Ahead of 2023 World AIDS Day, the Joint United Nations Programme on HIV/AIDS (UNAIDS) is calling for urgent support to Let Communities Lead in the fight to end AIDS.
UNAIDS demonstrates the critical role communities play, and how underfunding and harmful barriers are holding back their life-saving work and obstructing the end of AIDS.
According to a press release by UNAIDS, it urged governments across the world to unleash the power of grassroots communities across the world to lead the fight to end HIV/AIDS.
A new report launched a few days ago, by UNAIDS and entitled Let Communities Lead, shows that AIDS can be ended as a public health threat by 2030, but only if communities on the frontlines get the full support they need from governments and donors.
“Communities across the world have shown that they are ready, willing and able to lead the way. But they need the barriers obstructing their work to be pulled down, and they need to be properly resourced,” said Winnie Byanyima, Executive Director of UNAIDS.
“Too often, communities are treated by decision-makers as problems to be managed, instead of being recognised and supported as leaders. Communities are not in the way, they light the way to the end of AIDS,” she said.
The report, launched in London during a World AIDS Day event organized by the civil society organization STOPAIDS, shows how communities have been the driving force for progress.
According to UNAIDS, globally, 39 million people are living with HIV, while 1.3 million were newly infected last year. After years of decline, progress in driving down infection and mortality rates have stagnated.
UNAIDS reports that community organizations have secured landmark victories, such as:
- Securing groundbreaking changes in policy. Communities’ campaigning helped open up access to generic HIV medicines, leading to sharp, sustained reductions in the cost of treatment from US$ 25,000 per person per year in 1995 to less than US$ 70 in many countries most affected by HIV today.
- In Nigeria, there was a 64% increase in access to HIV treatment, a doubling of the likelihood of HIV prevention service utilization, and a four-fold increase in consistent condom use among people at risk of HIV.
- Among sex workers reached by a package of peer-based services in the United Republic of Tanzania, the HIV incidence rate was reduced to below half (5% vs 10.4%).

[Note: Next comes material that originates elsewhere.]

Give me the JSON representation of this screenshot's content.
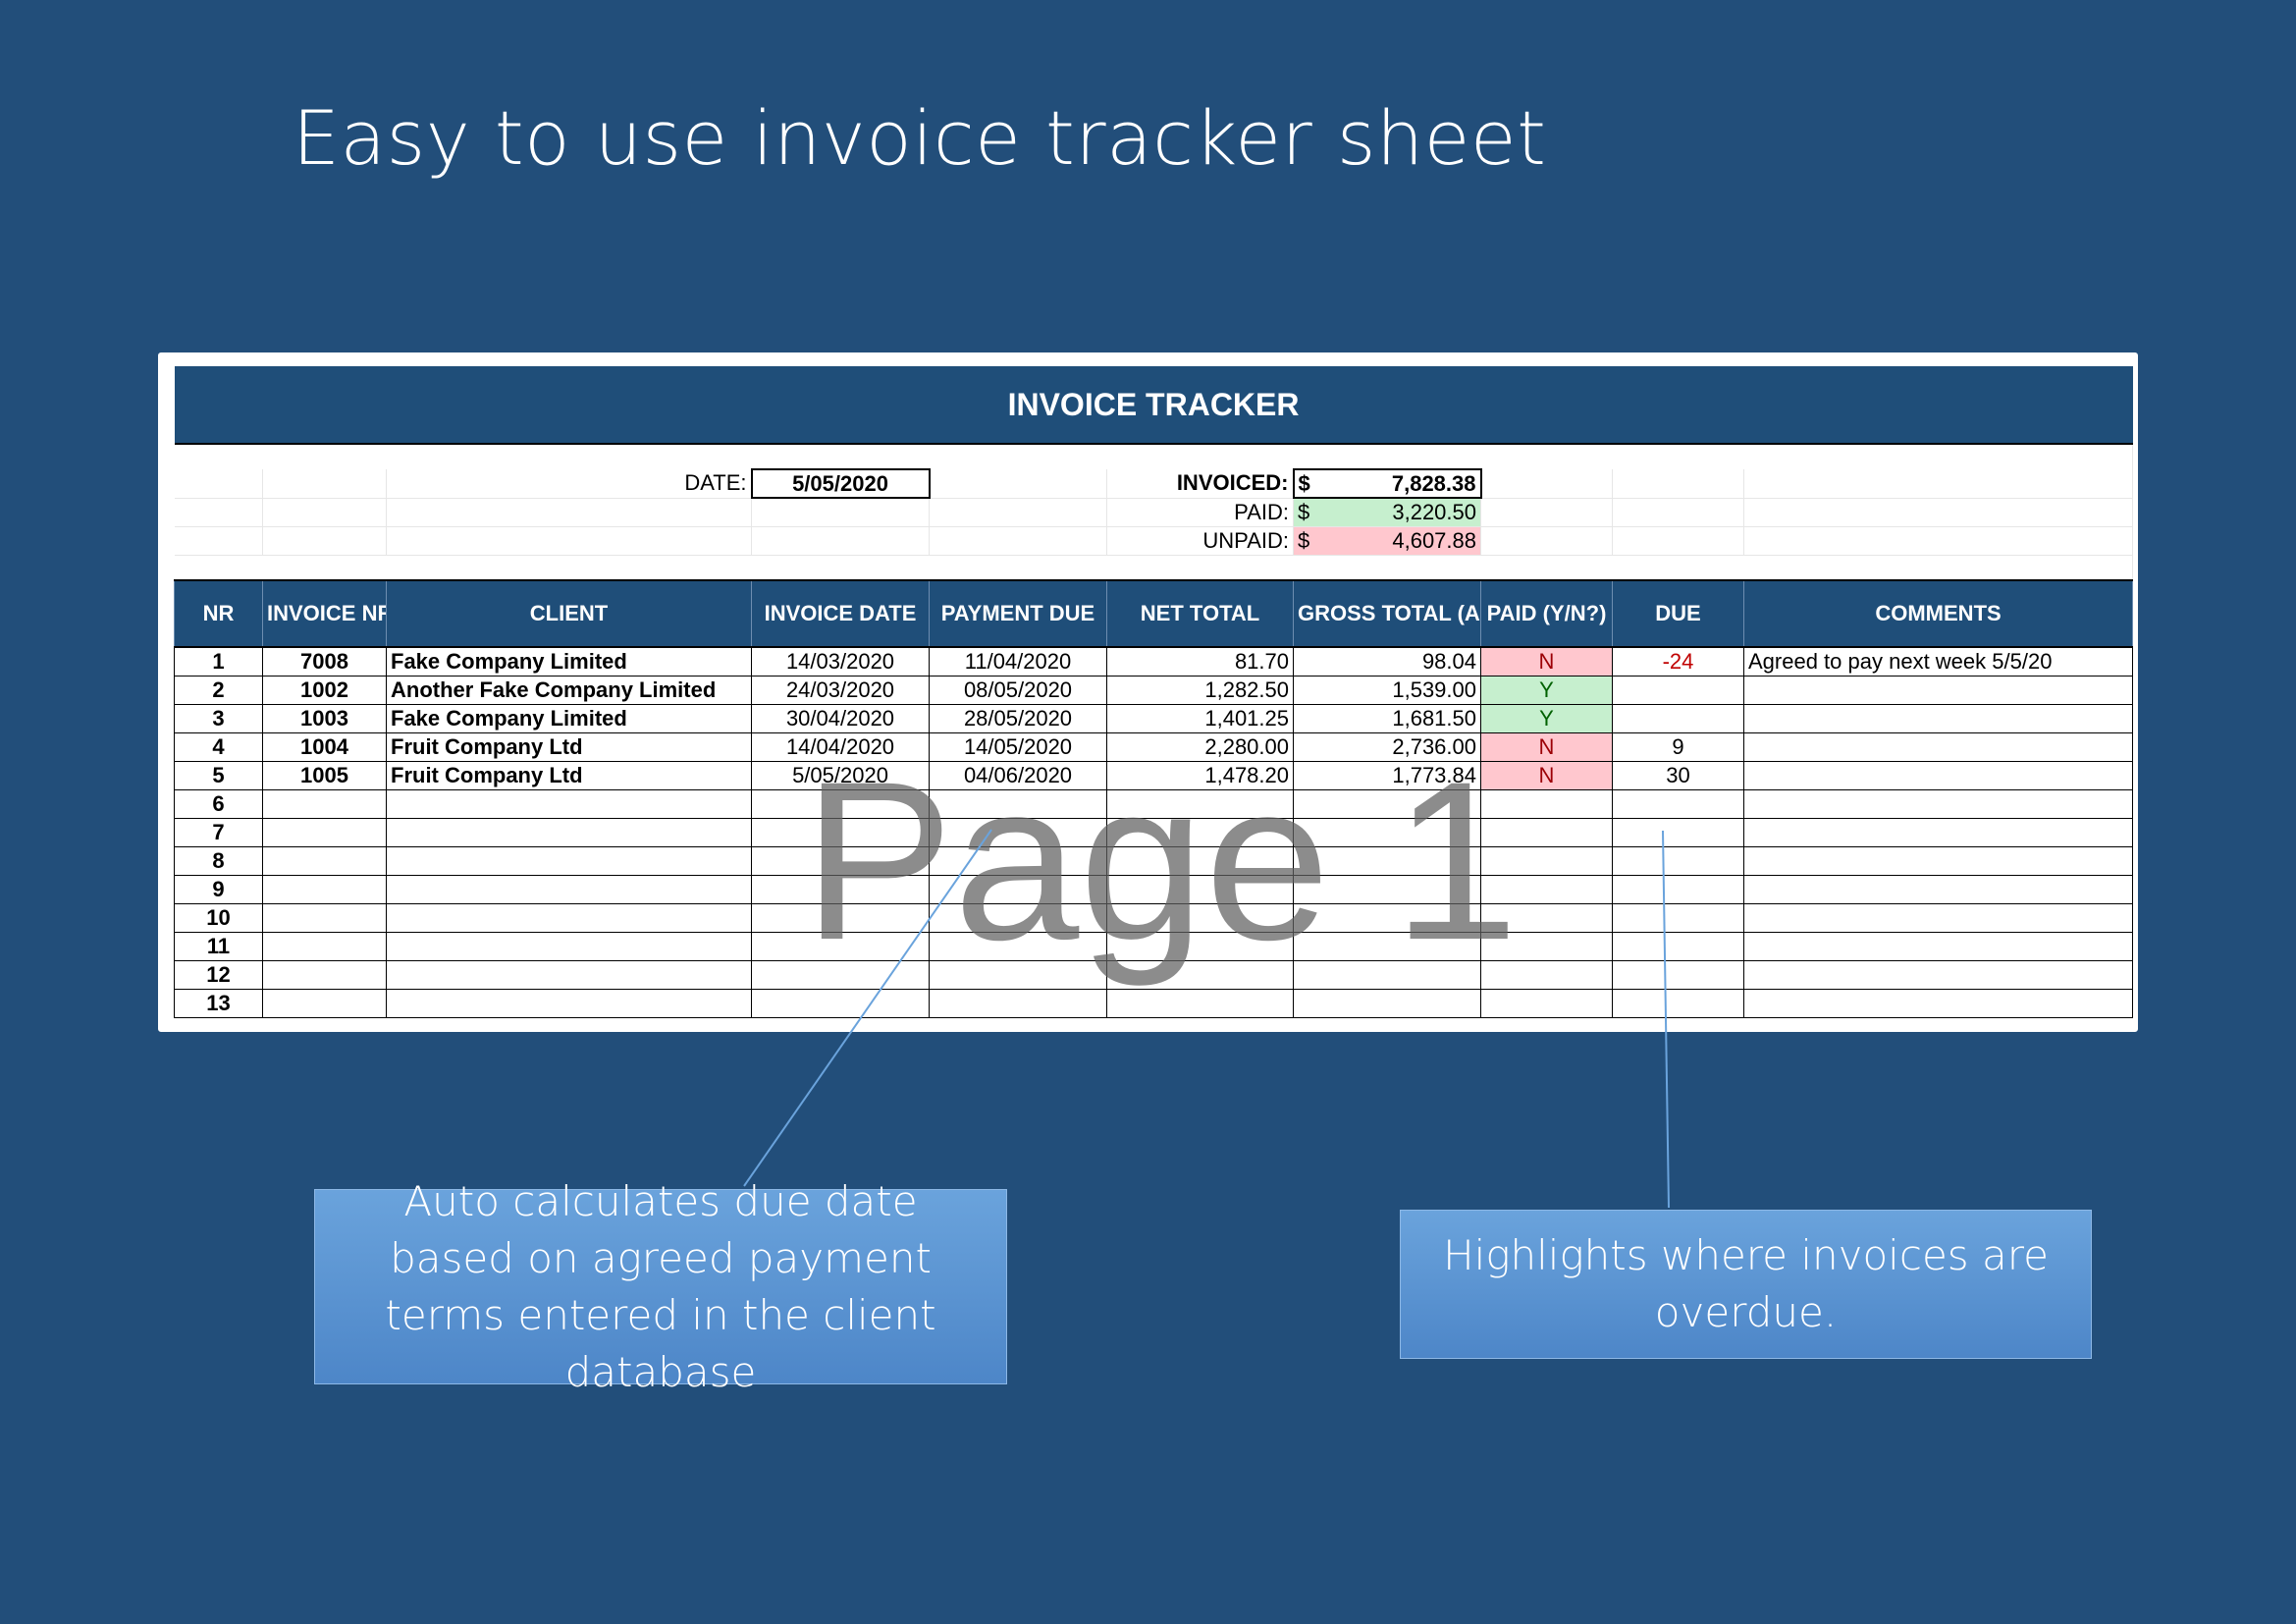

- In Windhoek, Namibia, a self-funded project by the Youth Empowerment Group is using e-bikes to deliver HIV medicines, food and adherence support to young people who often cannot attend clinics due to their schooling hours.
- In China, community organizations developed smartphone apps that link people to self-testing which contributed to a more than four-fold increase in HIV tests across the country from 2009 to 2020.
- In South Africa, five community networks of people living with HIV inspected 400 sites across 29 districts and conducted more than 33,000 interviews with people living with HIV.
According to UNAIDS, Robbie Lawlor, Co-Founder of Access to Medicines, Ireland, said that they are expected to move mountains without being financially supported, and can no longer be relegated to the periphery.
“We are the vehicle for change that can end systematic injustices that continue to fuel HIV transmission. We have seen groundbreaking developments with U=U, improved access to medicines, and have made great strides in de-criminalisation.”
“Yet, we are expected to move mountains without being financially supported. We are supposed to fight for a more equitable world and are tasked with dismantling stigma yet are side-lined in crucial discussions. We are at a tipping point. Communities can no longer be relegated to the periphery. The time for leadership is now,” He added.
According to UNAIDS, despite the clear evidence of community-led impact, community-led responses are unrecognized, under-resourced and in some places even under attack. Crackdowns on civil society and on the human rights of marginalized communities are obstructing communities from providing HIV prevention and treatment services.
The press release further states that underfunding of community-led initiatives is leaving them struggling to continue operating and holding them back from expansion.
UNAIDS reports only 20% of HIV spending reaches community initiatives today, down from 31% in 2012, translating to a loss of millions in life-saving funding. The organization maintains that the the impacts are already apparent. While 77% of infected adults now access treatment, just 57% of children do, indicating gaps in grassroots pediatric services, it explains.
UNAIDS stresses that community-led care will prove ever more vital as COVID retreats, spotlighting the need for fully-funded, community-led plans worldwide. With the right backing, UNAIDS affirms that community groups can realize the promise of ending AIDS within this decade, though the window to act is closing fast.